PPS patients are best treated with a multidisciplinary, specialized rehabilitative approach.23 Because individuals show considerable differences in polio residuals, treatment is adjusted on a case-by-case basis and should be preceded by a thorough customized medical and functional evaluation. PPS is a diagnosis by exclusion, and other possible causes for the symptoms should be ruled out first. The most commonly encountered neuromuscular problems that can be managed effectively and should not be confused with PPS include radiculopathies and compression neuropathies, such as carpal tunnel syndrome, ulnar neuropathies at the wrist or elbow, and plexopathies. Compression of nerves may result from long-term use of wheelchairs, crutches, or braces, or from poor posture. Orthopedic disorders are common, especially pain from joint degeneration and joint instability, and distinguishing these symptoms from PPS may be difficult. Patients with significant joint pain may limit their physical activity, which can lead to disuse weakness and atrophy. It is important to recognize orthopedic problems as a possible cause for declining muscle function in patients with PPS because appropriate treatment of orthopedic problems may slow down or arrest that decline.

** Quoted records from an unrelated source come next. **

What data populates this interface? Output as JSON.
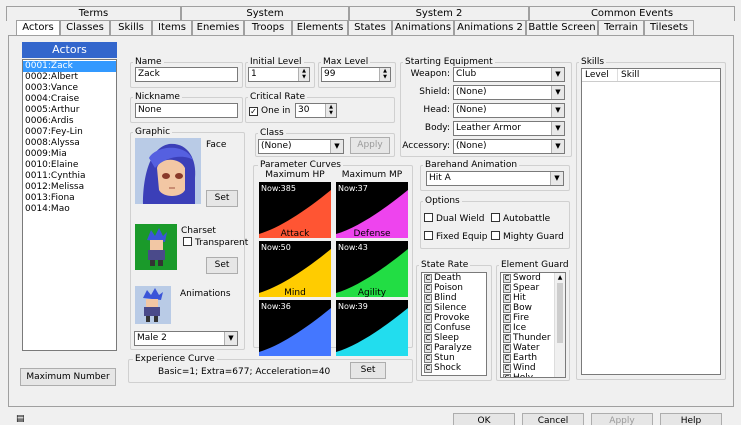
{
  "tabs_top": [
    "Terms",
    "System",
    "System 2",
    "Common Events"
  ],
  "tabs_bottom": [
    "Actors",
    "Classes",
    "Skills",
    "Items",
    "Enemies",
    "Troops",
    "Elements",
    "States",
    "Animations",
    "Animations 2",
    "Battle Screen",
    "Terrain",
    "Tilesets"
  ],
  "actors_panel": {
    "title": "Actors",
    "items": [
      "0001:Zack",
      "0002:Albert",
      "0003:Vance",
      "0004:Craise",
      "0005:Arthur",
      "0006:Ardis",
      "0007:Fey-Lin",
      "0008:Alyssa",
      "0009:Mia",
      "0010:Elaine",
      "0011:Cynthia",
      "0012:Melissa",
      "0013:Fiona",
      "0014:Mao"
    ],
    "max_number_button": "Maximum Number"
  },
  "name": {
    "label": "Name",
    "value": "Zack"
  },
  "nickname": {
    "label": "Nickname",
    "value": "None"
  },
  "initial_level": {
    "label": "Initial Level",
    "value": "1"
  },
  "max_level": {
    "label": "Max Level",
    "value": "99"
  },
  "critical_rate": {
    "label": "Critical Rate",
    "checkbox_label": "One in",
    "value": "30",
    "checked": true
  },
  "graphic": {
    "label": "Graphic",
    "face_label": "Face",
    "face_set": "Set",
    "charset_label": "Charset",
    "transparent_label": "Transparent",
    "charset_set": "Set",
    "animations_label": "Animations",
    "animation_value": "Male 2"
  },
  "class": {
    "label": "Class",
    "value": "(None)",
    "apply": "Apply"
  },
  "parameter_curves": {
    "label": "Parameter Curves",
    "curves": [
      {
        "name": "Maximum HP",
        "now": "Now:385",
        "color": "#ff5533"
      },
      {
        "name": "Maximum MP",
        "now": "Now:37",
        "color": "#ee44ee"
      },
      {
        "name": "Attack",
        "now": "Now:50",
        "color": "#ffcc00"
      },
      {
        "name": "Defense",
        "now": "Now:43",
        "color": "#22dd44"
      },
      {
        "name": "Mind",
        "now": "Now:36",
        "color": "#4477ff"
      },
      {
        "name": "Agility",
        "now": "Now:39",
        "color": "#22ddee"
      }
    ]
  },
  "starting_equipment": {
    "label": "Starting Equipment",
    "rows": [
      {
        "label": "Weapon:",
        "value": "Club"
      },
      {
        "label": "Shield:",
        "value": "(None)"
      },
      {
        "label": "Head:",
        "value": "(None)"
      },
      {
        "label": "Body:",
        "value": "Leather Armor"
      },
      {
        "label": "Accessory:",
        "value": "(None)"
      }
    ]
  },
  "barehand_animation": {
    "label": "Barehand Animation",
    "value": "Hit A"
  },
  "options": {
    "label": "Options",
    "items": [
      "Dual Wield",
      "Autobattle",
      "Fixed Equip",
      "Mighty Guard"
    ]
  },
  "state_rate": {
    "label": "State Rate",
    "rank": "C",
    "items": [
      "Death",
      "Poison",
      "Blind",
      "Silence",
      "Provoke",
      "Confuse",
      "Sleep",
      "Paralyze",
      "Stun",
      "Shock"
    ]
  },
  "element_guard": {
    "label": "Element Guard",
    "rank": "C",
    "items": [
      "Sword",
      "Spear",
      "Hit",
      "Bow",
      "Fire",
      "Ice",
      "Thunder",
      "Water",
      "Earth",
      "Wind",
      "Holy"
    ]
  },
  "skills": {
    "label": "Skills",
    "col_level": "Level",
    "col_skill": "Skill"
  },
  "experience_curve": {
    "label": "Experience Curve",
    "value": "Basic=1; Extra=677; Acceleration=40",
    "set": "Set"
  },
  "footer": {
    "ok": "OK",
    "cancel": "Cancel",
    "apply": "Apply",
    "help": "Help"
  }
}
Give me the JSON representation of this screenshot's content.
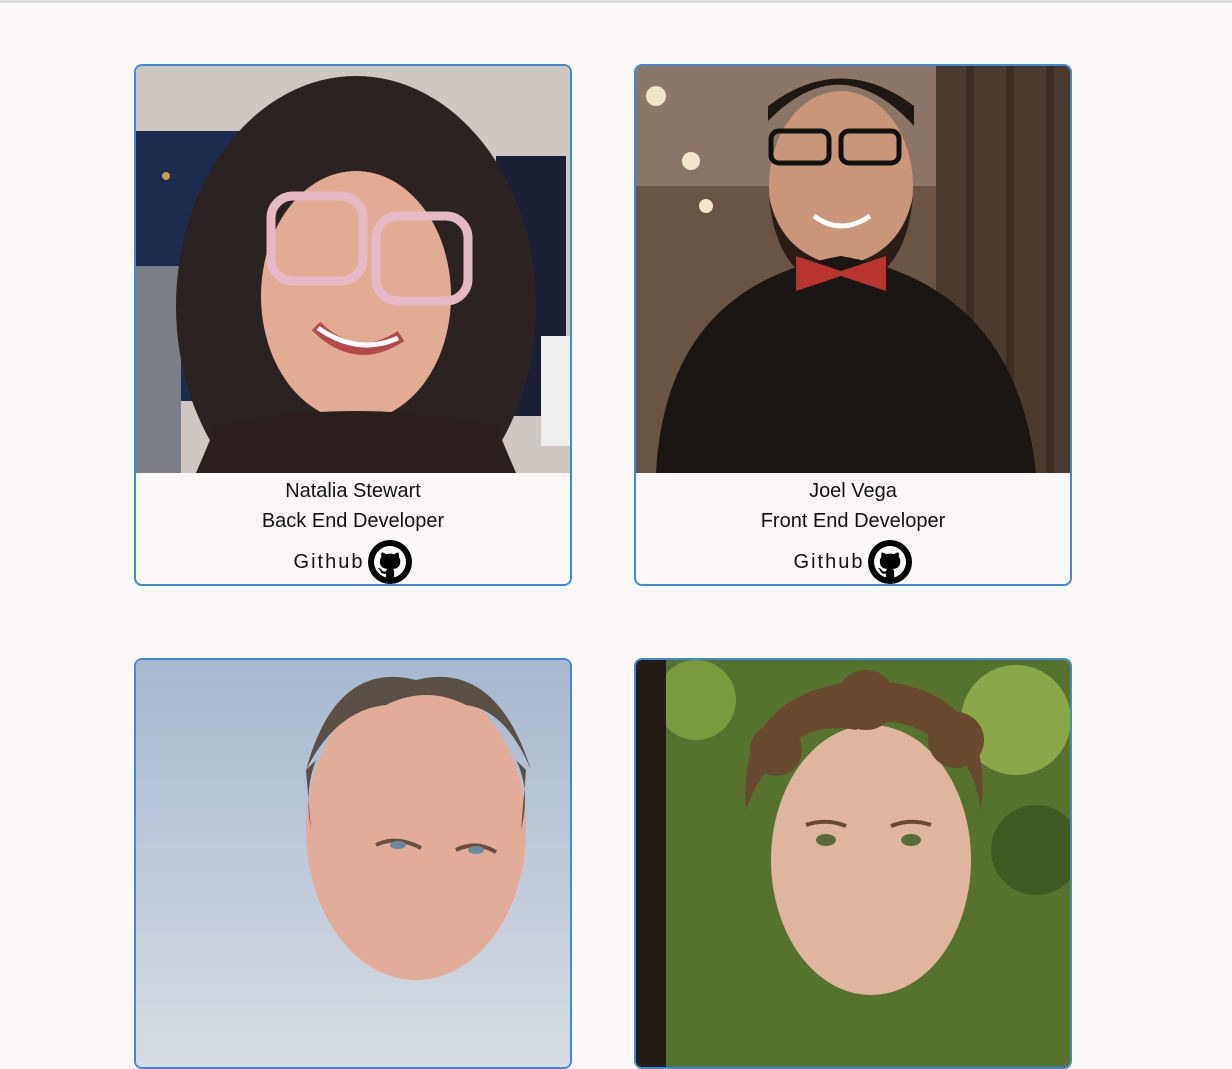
{
  "members": [
    {
      "name": "Natalia Stewart",
      "role": "Back End Developer",
      "link_label": "Github",
      "icon": "github-icon",
      "photo_palette": {
        "bg": "#c9c2bc",
        "monitor": "#1c2a4a",
        "hair": "#2a2220",
        "skin": "#e2ab93",
        "shirt": "#2a1f1c"
      }
    },
    {
      "name": "Joel Vega",
      "role": "Front End Developer",
      "link_label": "Github",
      "icon": "github-icon",
      "photo_palette": {
        "bg": "#6e5646",
        "hair": "#1e1814",
        "skin": "#c9967a",
        "shirt": "#1a1614",
        "bowtie": "#b8342e"
      }
    },
    {
      "photo_palette": {
        "bg": "#b9c6d8",
        "hair": "#5b5045",
        "skin": "#e1ad98"
      }
    },
    {
      "photo_palette": {
        "bg": "#4d6a2c",
        "hair": "#6a4a2e",
        "skin": "#e0b59d"
      }
    }
  ],
  "colors": {
    "card_border": "#3f8ad8",
    "page_bg": "#fdf8f8"
  }
}
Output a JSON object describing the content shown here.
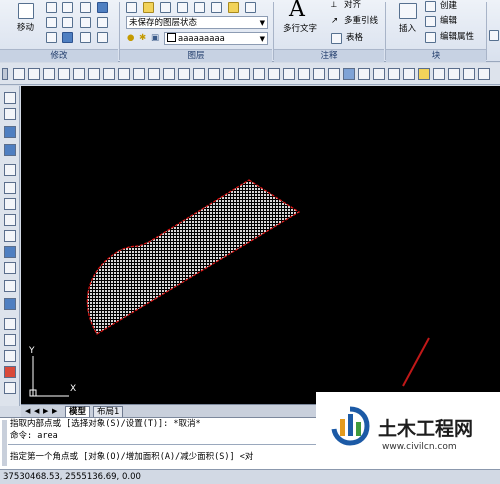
{
  "ribbon": {
    "panels": {
      "modify": "修改",
      "layers": "图层",
      "annotation": "注释",
      "block": "块"
    },
    "modify_move": "移动",
    "layer_state": "未保存的图层状态",
    "layer_name": "aaaaaaaaa",
    "multiline_text": "多行文字",
    "align": "对齐",
    "multileader": "多重引线",
    "table": "表格",
    "insert": "插入",
    "create": "创建",
    "edit": "编辑",
    "edit_attribute": "编辑属性"
  },
  "tabs": {
    "model": "模型",
    "layout1": "布局1"
  },
  "command": {
    "line1": "指取内部点或 [选择对象(S)/设置(T)]: *取消*",
    "line2": "命令: area",
    "line3": "指定第一个角点或 [对象(O)/增加面积(A)/减少面积(S)] <对"
  },
  "status": {
    "coords": "37530468.53, 2555136.69, 0.00"
  },
  "ucs": {
    "x_label": "X",
    "y_label": "Y"
  },
  "watermark": {
    "title": "土木工程网",
    "url": "www.civilcn.com"
  }
}
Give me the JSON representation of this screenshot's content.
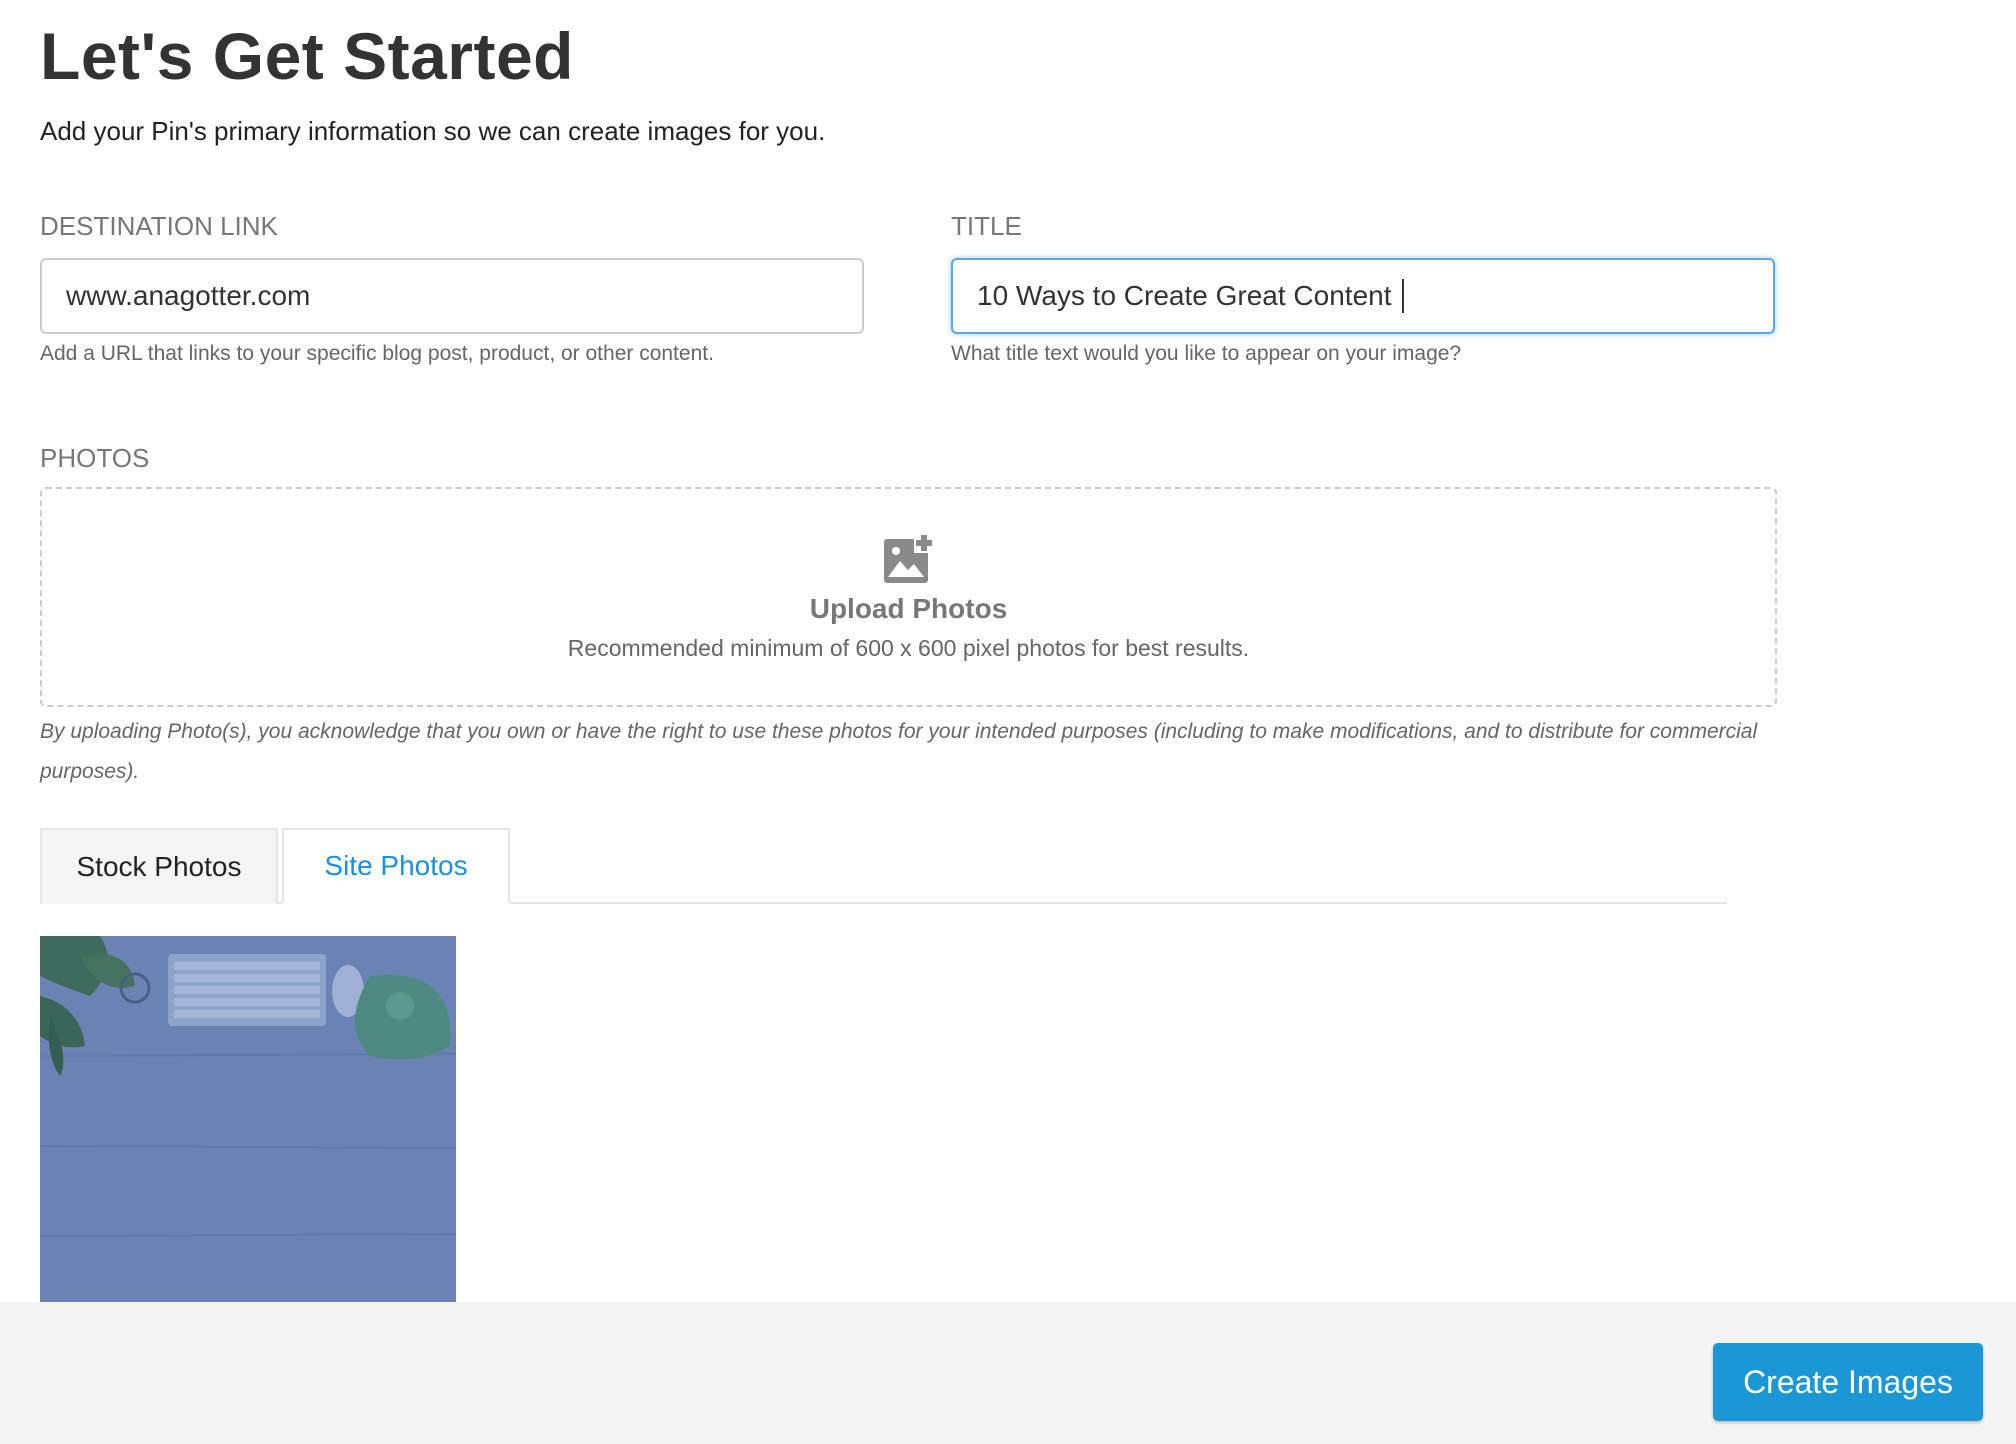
{
  "header": {
    "title": "Let's Get Started",
    "subtitle": "Add your Pin's primary information so we can create images for you."
  },
  "destination": {
    "label": "DESTINATION LINK",
    "value": "www.anagotter.com",
    "help": "Add a URL that links to your specific blog post, product, or other content."
  },
  "title_field": {
    "label": "TITLE",
    "value": "10 Ways to Create Great Content",
    "help": "What title text would you like to appear on your image?"
  },
  "photos": {
    "label": "PHOTOS",
    "upload_title": "Upload Photos",
    "upload_note": "Recommended minimum of 600 x 600 pixel photos for best results.",
    "disclaimer": "By uploading Photo(s), you acknowledge that you own or have the right to use these photos for your intended purposes (including to make modifications, and to distribute for commercial purposes)."
  },
  "tabs": [
    {
      "label": "Stock Photos",
      "active": false
    },
    {
      "label": "Site Photos",
      "active": true
    }
  ],
  "icons": {
    "upload": "add-photo-icon"
  },
  "colors": {
    "accent": "#1a8fe3",
    "button": "#1b97d6",
    "thumb_overlay": "#6b82b5"
  },
  "footer": {
    "create_label": "Create Images"
  }
}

To reduce overuse and rebalance the capacities and demands, conservative management consists of three essential components: exercise, assistive devices, and lifestyle changes. Exercise can optimize cardiorespiratory fitness and may add to the patient’s sense of well-being.33,70 Exercise should be nonfatiguing and performed at submaximal levels to avoid overloading the limited muscle capacity. Exercise can improve muscle strength, especially when caused by disuse in muscle groups that are only moderately affected. Intensive strengthening exercises are not generally recommended, although they may occasionally be indicated. Functional training may be useful to improve the efficiency of ambulation.
Assistive devices (e.g., crutches, wheelchairs, and motorized scooters) and home adaptations (e.g., elevators and seating devices in the kitchen or shower) may be helpful. The need for these devices should be individually indicated and aim to reduce the physical strain of performing highly demanding activities of daily living.
Pacing of activities and taking rest intervals are of paramount importance to relieve symptoms. It has been shown that upper extremity complaints often result from overuse of shoulder and arm muscles.35 Many PPS patients have successfully learned to deny their symptoms from childhood on in order to achieve a normal life.40 Therefore, PPS patients may have great difficulty adapting their lifestyle to their decreasing abilities, and psychological support may be necessary.